Bryozoans and environment

Antarctic bryozoan

The Antarctic bryozoan, Lageneschara lyrulata. This scanning electron micrograph shows the calcium carbonate skeleton of a portion of a colony.

Principal Investigator

Prof Beth Okamura

Project summary

  • Focus: investigating the potential impacts of marine environmental change and eutrophication on bryozoans

We are investigating the potential impacts of ocean acidification and eutrophication on bryozoans.

Marine bryozoans are comprised of zooids with calcium carbonate skeletons. Somezooids are modified for reproduction, others for defence and the majority for feeding.

The calcium carbonate skeletons of the individual zooids within a colony provide a record of how colonies invest in these different functions, and whether their skeletal integrity is altered by environmental change.

We focus on two areas:

Marine environmental change 

  • We use present-day and historical marine bryozoans to examine how environmental change in space and time may influence skeletal integrity and investment in different vital functions through zooid types.
  • We use this framework to investigate the impacts of ocean acidification, temperature and seasonal regimes.


  • Extra additions of nutrients to bodies of water can affect local community structure.
  • We are analysing the remains of bryozoans in sediment cores to investigate community structure in freshwater environments in time and space as a response to nutrient influxes.




Supported by


We are exploring new sources of food, predicting the spread of disease and finding scarce elements

Invertebrate research

Our scientists are investigating the taxonomy, systematics and biodiversity of groups of invertebrates

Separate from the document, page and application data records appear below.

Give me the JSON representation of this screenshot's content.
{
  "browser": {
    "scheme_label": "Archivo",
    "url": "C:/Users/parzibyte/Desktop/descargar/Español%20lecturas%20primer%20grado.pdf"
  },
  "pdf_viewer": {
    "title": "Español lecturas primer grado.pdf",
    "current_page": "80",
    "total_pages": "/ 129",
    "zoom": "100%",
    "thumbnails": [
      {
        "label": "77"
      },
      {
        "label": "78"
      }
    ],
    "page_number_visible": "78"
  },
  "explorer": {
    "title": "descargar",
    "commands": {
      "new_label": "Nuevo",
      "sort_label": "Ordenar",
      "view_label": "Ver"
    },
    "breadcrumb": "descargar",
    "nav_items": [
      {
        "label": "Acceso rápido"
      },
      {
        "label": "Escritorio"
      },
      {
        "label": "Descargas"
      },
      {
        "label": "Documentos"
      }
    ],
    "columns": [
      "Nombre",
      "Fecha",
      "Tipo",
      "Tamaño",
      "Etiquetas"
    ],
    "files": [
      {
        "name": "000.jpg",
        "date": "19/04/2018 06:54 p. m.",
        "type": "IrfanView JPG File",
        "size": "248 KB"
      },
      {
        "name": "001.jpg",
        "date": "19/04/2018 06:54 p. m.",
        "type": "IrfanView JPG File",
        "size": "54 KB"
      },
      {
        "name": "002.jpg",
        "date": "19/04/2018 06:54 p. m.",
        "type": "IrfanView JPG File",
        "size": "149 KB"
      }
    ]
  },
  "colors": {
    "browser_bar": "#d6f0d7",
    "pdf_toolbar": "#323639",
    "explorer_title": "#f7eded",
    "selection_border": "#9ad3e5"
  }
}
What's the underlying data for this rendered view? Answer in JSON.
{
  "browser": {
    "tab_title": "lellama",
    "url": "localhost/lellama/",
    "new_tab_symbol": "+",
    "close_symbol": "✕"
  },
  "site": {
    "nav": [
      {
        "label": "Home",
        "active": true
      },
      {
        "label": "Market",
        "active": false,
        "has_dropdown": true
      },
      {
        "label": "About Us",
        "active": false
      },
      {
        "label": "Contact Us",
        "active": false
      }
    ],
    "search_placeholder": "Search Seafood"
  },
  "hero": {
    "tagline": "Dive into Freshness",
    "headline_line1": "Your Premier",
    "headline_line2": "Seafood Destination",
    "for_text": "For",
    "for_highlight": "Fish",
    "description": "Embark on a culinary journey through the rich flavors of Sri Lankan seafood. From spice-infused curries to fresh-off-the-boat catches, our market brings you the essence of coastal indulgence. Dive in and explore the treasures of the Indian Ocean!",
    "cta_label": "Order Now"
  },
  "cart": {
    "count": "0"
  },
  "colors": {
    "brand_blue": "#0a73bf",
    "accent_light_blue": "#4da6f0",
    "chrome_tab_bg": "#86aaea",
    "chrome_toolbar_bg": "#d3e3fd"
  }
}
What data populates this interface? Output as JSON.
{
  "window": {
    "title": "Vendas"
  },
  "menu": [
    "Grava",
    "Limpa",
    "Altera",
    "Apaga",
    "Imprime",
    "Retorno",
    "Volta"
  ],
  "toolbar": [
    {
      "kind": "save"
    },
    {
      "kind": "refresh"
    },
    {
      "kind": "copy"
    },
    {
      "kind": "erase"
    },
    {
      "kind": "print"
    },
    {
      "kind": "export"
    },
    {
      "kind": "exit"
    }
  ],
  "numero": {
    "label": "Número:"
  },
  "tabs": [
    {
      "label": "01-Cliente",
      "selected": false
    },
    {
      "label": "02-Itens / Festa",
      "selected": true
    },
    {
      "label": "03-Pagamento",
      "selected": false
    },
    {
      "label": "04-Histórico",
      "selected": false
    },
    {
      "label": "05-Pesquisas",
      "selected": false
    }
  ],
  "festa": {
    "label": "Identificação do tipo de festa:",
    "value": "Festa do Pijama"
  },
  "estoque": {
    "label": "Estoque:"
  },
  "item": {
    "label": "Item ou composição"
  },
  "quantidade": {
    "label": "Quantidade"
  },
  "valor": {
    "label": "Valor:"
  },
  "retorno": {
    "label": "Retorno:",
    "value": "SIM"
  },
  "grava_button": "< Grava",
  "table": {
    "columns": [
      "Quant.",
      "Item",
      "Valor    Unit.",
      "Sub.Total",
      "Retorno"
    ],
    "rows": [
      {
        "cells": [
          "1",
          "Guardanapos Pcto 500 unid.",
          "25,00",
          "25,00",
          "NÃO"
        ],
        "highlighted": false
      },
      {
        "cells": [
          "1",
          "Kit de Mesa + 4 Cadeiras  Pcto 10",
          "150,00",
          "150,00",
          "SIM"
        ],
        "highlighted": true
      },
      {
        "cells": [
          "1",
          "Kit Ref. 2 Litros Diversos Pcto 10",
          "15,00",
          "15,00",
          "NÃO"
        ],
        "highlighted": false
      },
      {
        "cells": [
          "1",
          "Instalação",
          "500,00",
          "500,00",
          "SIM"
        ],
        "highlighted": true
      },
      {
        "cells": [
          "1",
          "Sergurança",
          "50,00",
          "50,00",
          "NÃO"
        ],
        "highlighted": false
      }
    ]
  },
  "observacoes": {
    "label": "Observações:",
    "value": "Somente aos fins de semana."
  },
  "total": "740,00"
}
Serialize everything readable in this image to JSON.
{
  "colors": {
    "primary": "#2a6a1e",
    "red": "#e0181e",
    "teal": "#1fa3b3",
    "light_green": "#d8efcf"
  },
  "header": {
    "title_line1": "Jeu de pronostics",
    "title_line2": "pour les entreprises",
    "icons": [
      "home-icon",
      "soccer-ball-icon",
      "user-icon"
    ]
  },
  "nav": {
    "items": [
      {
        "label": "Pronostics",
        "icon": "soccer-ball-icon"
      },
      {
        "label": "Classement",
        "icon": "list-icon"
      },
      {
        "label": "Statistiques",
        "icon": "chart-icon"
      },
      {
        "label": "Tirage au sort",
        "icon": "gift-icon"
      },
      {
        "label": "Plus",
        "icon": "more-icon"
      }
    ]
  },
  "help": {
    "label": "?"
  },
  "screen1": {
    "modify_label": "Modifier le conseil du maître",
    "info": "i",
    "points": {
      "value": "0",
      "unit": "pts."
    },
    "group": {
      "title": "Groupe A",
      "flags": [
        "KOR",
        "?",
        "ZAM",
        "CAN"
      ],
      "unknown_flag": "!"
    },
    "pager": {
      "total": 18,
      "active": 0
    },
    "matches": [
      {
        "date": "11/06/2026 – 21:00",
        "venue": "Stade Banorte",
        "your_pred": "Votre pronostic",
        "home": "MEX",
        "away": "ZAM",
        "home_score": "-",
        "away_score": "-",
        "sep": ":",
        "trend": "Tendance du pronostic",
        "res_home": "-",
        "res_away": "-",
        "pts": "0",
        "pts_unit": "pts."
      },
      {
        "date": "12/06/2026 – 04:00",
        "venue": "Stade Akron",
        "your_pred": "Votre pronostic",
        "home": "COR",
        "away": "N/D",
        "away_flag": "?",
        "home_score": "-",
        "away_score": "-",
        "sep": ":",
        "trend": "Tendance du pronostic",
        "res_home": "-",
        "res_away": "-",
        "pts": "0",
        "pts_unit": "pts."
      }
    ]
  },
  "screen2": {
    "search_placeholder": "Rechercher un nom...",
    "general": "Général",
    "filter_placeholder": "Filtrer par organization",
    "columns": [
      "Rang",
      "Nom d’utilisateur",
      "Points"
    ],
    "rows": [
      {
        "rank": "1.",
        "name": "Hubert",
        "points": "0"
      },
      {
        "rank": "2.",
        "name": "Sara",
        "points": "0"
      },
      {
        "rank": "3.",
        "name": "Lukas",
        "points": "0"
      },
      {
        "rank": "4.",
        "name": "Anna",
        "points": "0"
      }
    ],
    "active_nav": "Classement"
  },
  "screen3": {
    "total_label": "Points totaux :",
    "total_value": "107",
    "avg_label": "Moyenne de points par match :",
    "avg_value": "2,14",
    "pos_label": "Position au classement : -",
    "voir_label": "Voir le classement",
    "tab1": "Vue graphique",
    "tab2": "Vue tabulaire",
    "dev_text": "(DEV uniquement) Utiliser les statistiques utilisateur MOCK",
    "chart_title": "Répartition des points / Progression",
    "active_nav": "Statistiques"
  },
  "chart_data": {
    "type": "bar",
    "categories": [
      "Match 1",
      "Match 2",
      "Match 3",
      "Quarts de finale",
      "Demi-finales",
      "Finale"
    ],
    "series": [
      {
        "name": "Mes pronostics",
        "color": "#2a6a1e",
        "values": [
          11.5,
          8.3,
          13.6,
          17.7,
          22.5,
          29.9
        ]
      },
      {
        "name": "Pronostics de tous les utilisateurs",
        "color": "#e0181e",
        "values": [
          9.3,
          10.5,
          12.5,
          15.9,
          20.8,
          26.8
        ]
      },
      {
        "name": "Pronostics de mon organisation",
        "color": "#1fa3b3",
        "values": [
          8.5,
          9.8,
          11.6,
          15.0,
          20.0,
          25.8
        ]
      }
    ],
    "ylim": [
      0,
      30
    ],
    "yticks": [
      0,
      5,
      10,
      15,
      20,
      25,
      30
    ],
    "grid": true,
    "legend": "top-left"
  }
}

Fossil bryozoan collection

The Museum holds the best collection of fossil bryozoans in the world, with over 5,000 type and figured specimens